Your task —
In the data that follows, count the lines where "subject" appears, and write only the number.

┌──

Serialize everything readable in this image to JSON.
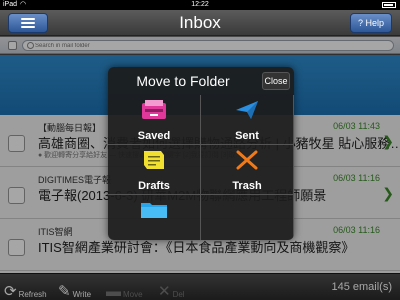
{
  "statusbar": {
    "carrier": "iPad",
    "time": "12:22"
  },
  "navbar": {
    "title": "Inbox",
    "help_label": "Help"
  },
  "search": {
    "placeholder": "Search in mail folder"
  },
  "emails": [
    {
      "sender": "【動腦每日報】",
      "date": "06/03 11:43",
      "subject": "高雄商圈、消費者如何選擇購物通路分析 | 小豬牧星 貼心服務…",
      "preview": "● 歡迎轉寄分享給好友 — 快速搜尋熱門關鍵字 [2]我要訂閱 [3]取…"
    },
    {
      "sender": "DIGITIMES電子報",
      "date": "06/03 11:16",
      "subject": "電子報(2013-6-3) 研華M2M物聯網應用工程師願景",
      "preview": ""
    },
    {
      "sender": "ITIS智網",
      "date": "06/03 11:16",
      "subject": "ITIS智網產業研討會：《日本食品產業動向及商機觀察》",
      "preview": ""
    }
  ],
  "toolbar": {
    "refresh_label": "Refresh",
    "write_label": "Write",
    "move_label": "Move",
    "delete_label": "Del",
    "count_label": "145 email(s)"
  },
  "popup": {
    "title": "Move to Folder",
    "close_label": "Close",
    "folders": [
      {
        "label": "Saved",
        "icon": "inbox-tray-icon"
      },
      {
        "label": "Sent",
        "icon": "paper-plane-icon"
      },
      {
        "label": "Drafts",
        "icon": "sticky-note-icon"
      },
      {
        "label": "Trash",
        "icon": "x-mark-icon"
      },
      {
        "label": "",
        "icon": "folder-icon"
      }
    ]
  },
  "colors": {
    "accent_blue": "#2d5797",
    "band_blue": "#2f8ed0",
    "date_green": "#3b8a2a",
    "saved_pink": "#e0379b",
    "sent_blue": "#2a8fe0",
    "drafts_yellow": "#f2e030",
    "trash_orange": "#f07a1a",
    "folder_blue": "#2aa6e8"
  }
}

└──

Result of the exercise —
3